Mike Bartlett’s King Charles III is like an adult fantasy done Dr. Seuss style (iambic pentameter) with a plot that makes no sense.
Set in Buckingham Palace the set by Tom Scutt looks more like the Tower. We have time lapsed into the future starting with a funeral for the queen, where all the actors are dressed in black (and I was so hoping for great costumes….not! At least until the second act. Again by Tom Scutt). Charles’s wife, Camilla (Margot Leicester); his sons, William (Oliver Chris) and Harry (Richard Goulding); and his daughter-in-law, Kate (Lydia Wilson); as well as a ghostly Diana (Sally Scott) have gathered. The former Prince Charles (Tim Pigott-Smith) wanting to use his power for the good, defies Parliament before being crowned by refusing to sign a bill, thus triggering betrayals and every Shakespeare play in the book. Camilla, is like that overbearing mother who says anything and everything to keep her son/ husband happy. Prince Harry wants to escape the prison of nobility and have a normal life with Burger King’s. He is Prince Hal from Henry IV. William is Hamlet, Kate, Lady Macbeth and Charles, King Lear.
The thing that keeps this play going is Charles’ refusal to sign a bill that has already passed in Parliament. The bill limits the rights of the press, but also the freedom of speech. Now since Diana, was killed while fleeing the paparazzi you would think this would not be an issue. We never learn why he thinks this is so bad, but more importantly after he goes against Parliament the people turn on him. Again this makes, no sense. Why would the populace go after the one who is trying to keep their freedoms? Also in the beginning of the second act the costumes are taken from the hacking group anonymous and again that makes no sense.
Going against the prime minister (Adam James), which sets the wheels turning. The betrayals start with the leader of the conservative opposition party (Anthony Calf). It is these men who rule and Charles the would be figurehead who wants to go behind the curtain.
The most interesting scenes come from Harry and socialist art student, Jess (Tafline Steen), whose life as a commoner is all that Harry wants. Things heat up when Kate, realizes if things go the way they are going there might not be a throne for her, her husband or her children.

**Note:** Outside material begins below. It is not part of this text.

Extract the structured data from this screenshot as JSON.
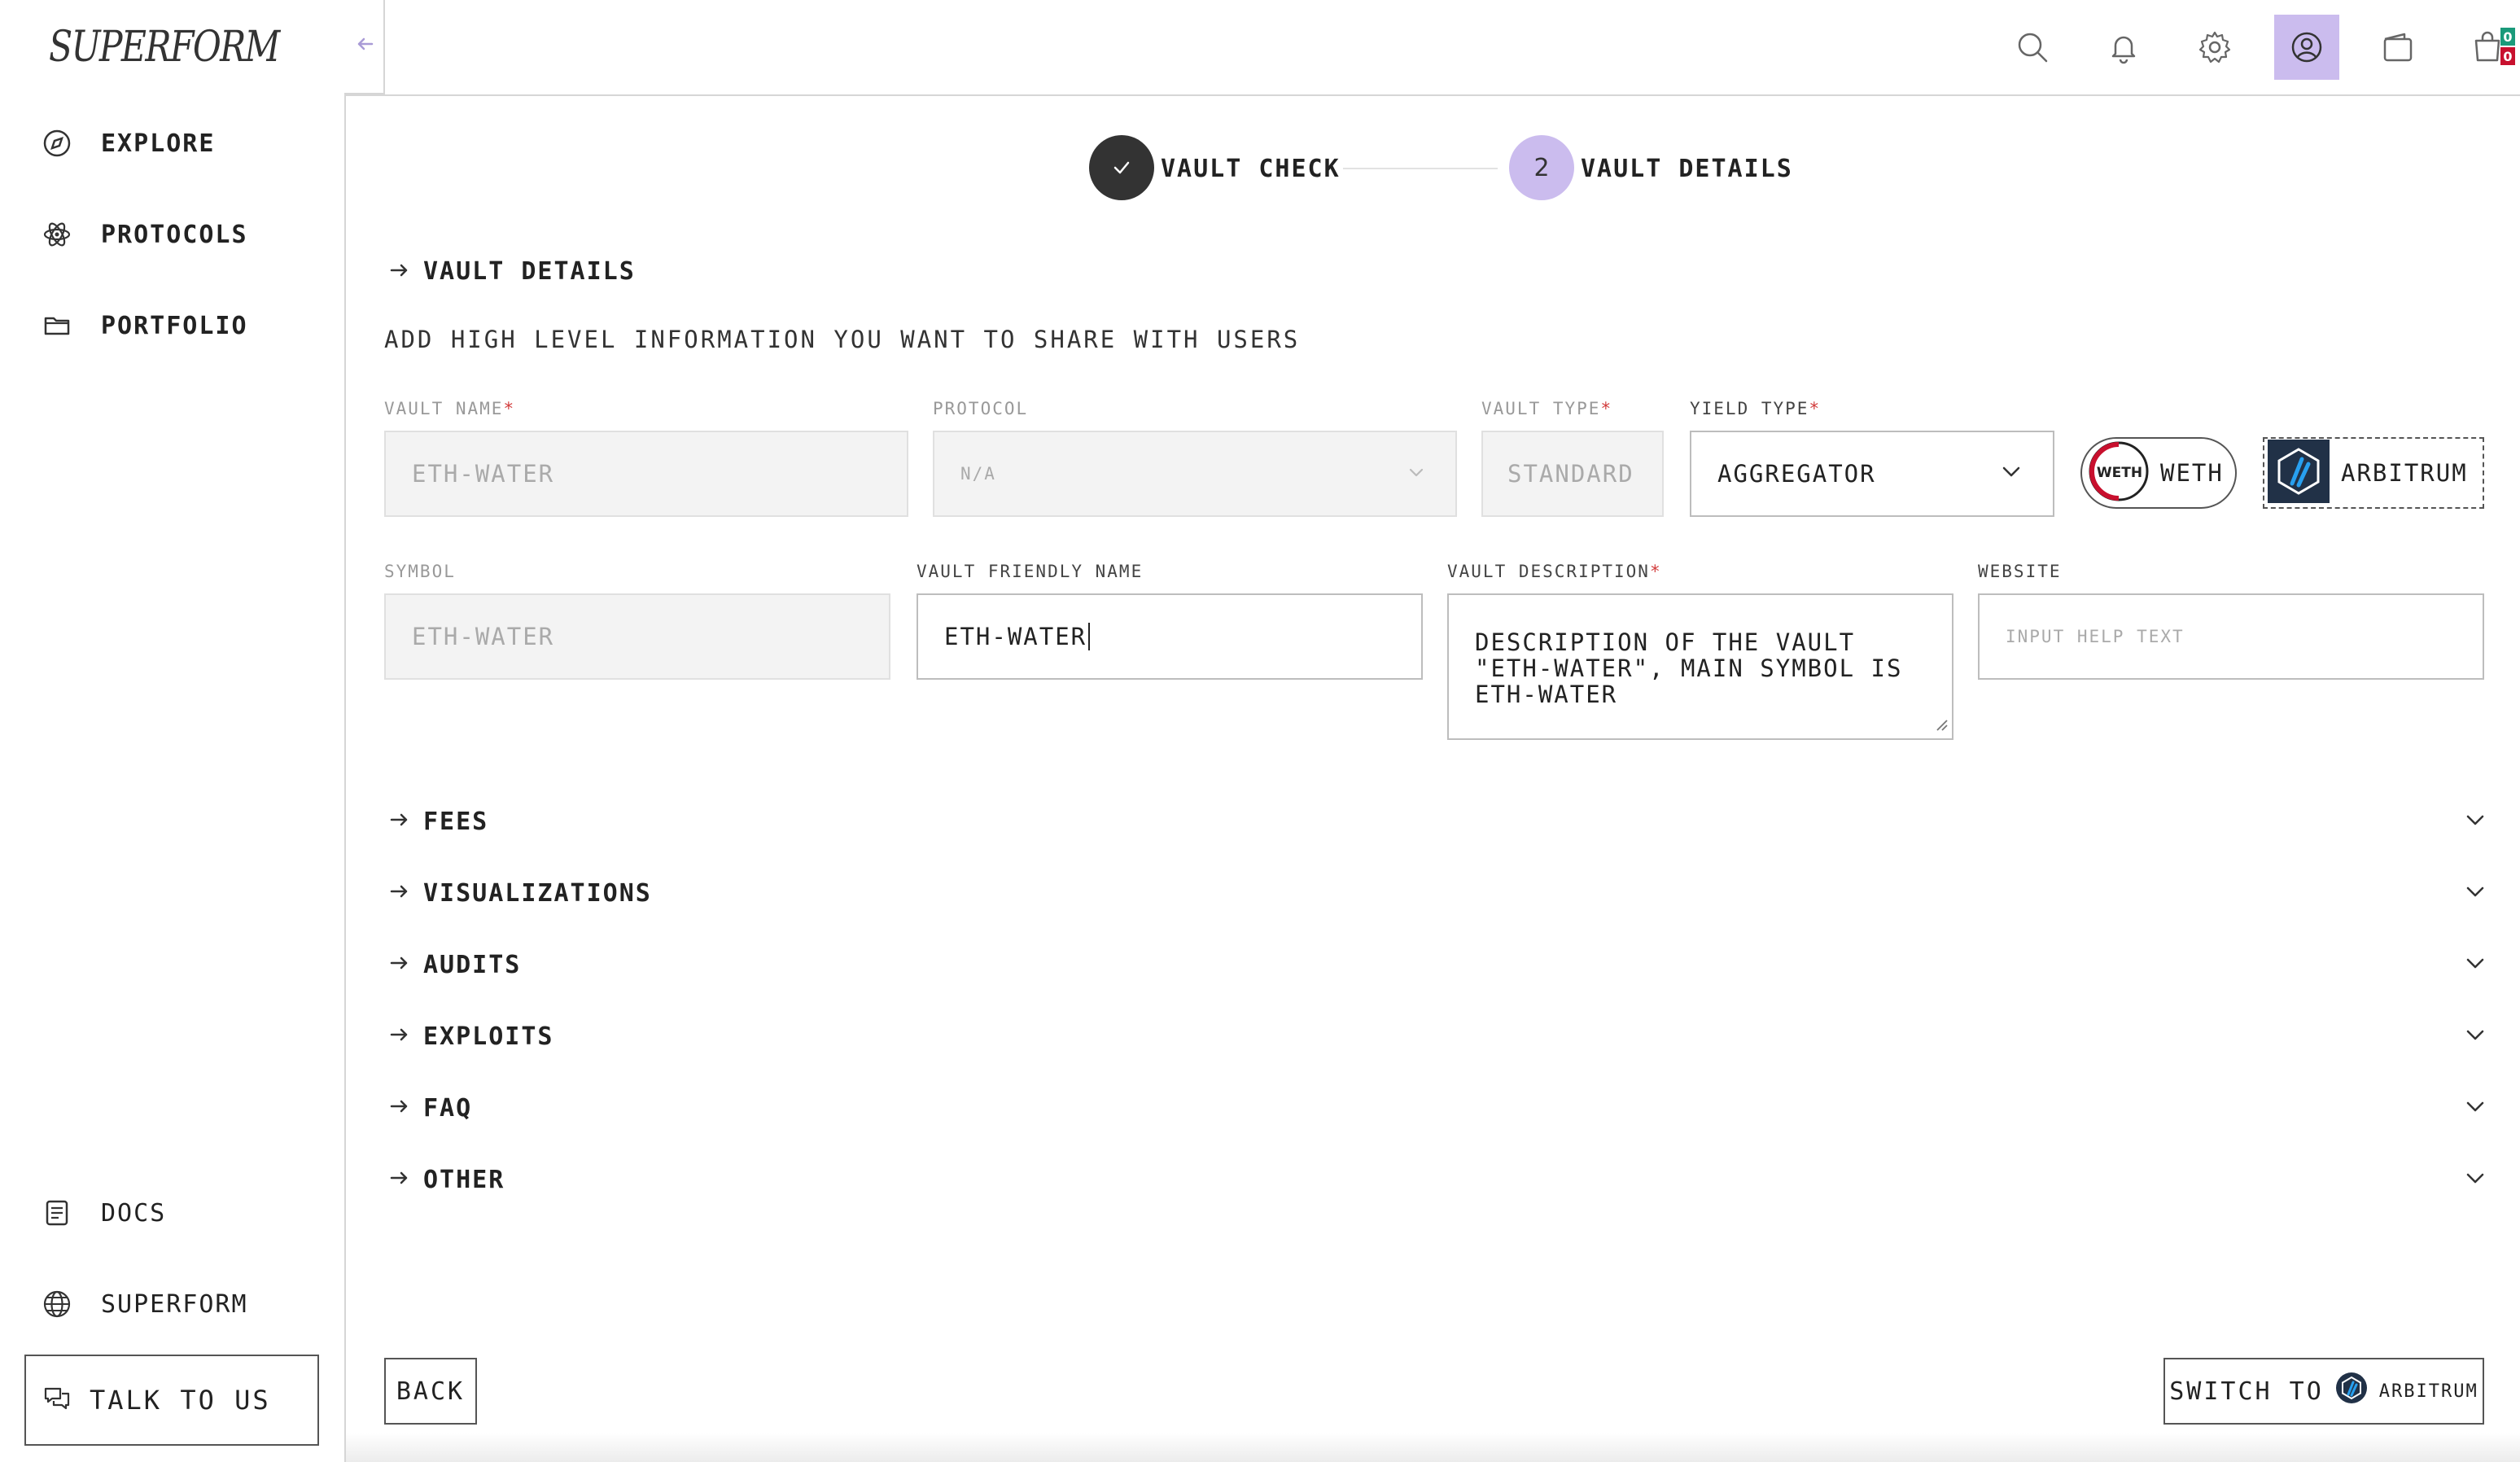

Tim Pigott-Smith, is sure to be nominated for a Tony. His performance is layered as a man undone. I personally loved the performances by Ms. Steen, Mr. Goulding and Ms. Wilson. This whole cast is simply marvelous.
Maybe, I am not so mesmerized by the Brits, especially Charles. Maybe, if I was going to hear iambic pentameter, I’d rather read the book. Maybe, the King has no clothes and I just can’t buy the Kool-Aid.
King Charles III: The Music Box, 239 West 45th St.